But the fact is, Daniel Day-Lewis gives another Oscar-worthy performance. While I feel sometimes he is an actor who is always "acting" and sometimes falls a bit too deeply into his roles, here he literally morphs into Lincoln. It’s not just the makeup that transforms him, but the subtle way he moves, the affectations of his voice, and the ways he looks (or doesn’t) at the other characters. It’s one of the few times I really felt like I was looking at the actual historical figure rather than an actor in heavy make-up "playing" a famous person. In this, I fell in love with the Lincoln. While I might not have fallen for the film as a whole, it made me want to know more about the man, especially when what the man stood for is something spookily similar to the politics of today. In that it’s an important movie and message.

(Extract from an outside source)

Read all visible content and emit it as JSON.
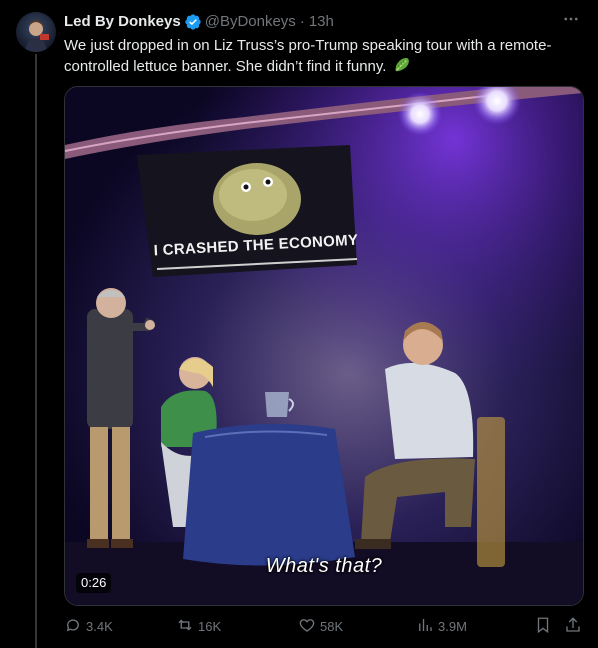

Abraham Lincoln :: Daniel Day-Lewis
Mary Todd Lincoln :: Sally Field
Secretary of State William Seward :: David Strathairn
Robert Todd Lincoln :: Joseph Gordon-Levitt
W.N. Bilbo :: James Spader
Francis Preston Blair :: Hal Holbrook
Thaddeus Stevens :: Tommy Jones
Robert W. Latham :: John Hawkes
Ulysses S. Grant :: Jared Harris
Clay Hawkins :: Walton Goggins
Tad Lincoln :: Gulliver McGrath
Fernando Wood :: Lee Pace
George Zeaman :: Michael Stuhlbarg
James Ashley :: David Costabile
Alexander Stevens :: Jackie Haley
Lydia Smith :: S. Epatha Merkerson
George Pendleton :: Peter McRobbie
Elizabeth Keckley :: Gloria Reuben
Producer, Steven Spielberg; Screenwriter, Tony Kushner; Producer, Kathleen Kennedy; Executive Producer, Daniel Lupi; Executive Producer, Jeff Skoll; Executive Producer, Jonathan King; Cinematographer, Janusz Kaminski; Production Design, Rick Carter; Film Editor, Michael Kahn; Original Music, John Williams; Costume Designer, Joanna Johnston; Casting, Avy Kaufman; Art Director, Curt Beech; Art Director, David Crank; Art Director, Leslie McDonald; Set Decoration, Jim Erickson; Film Editor, Michael Kahn.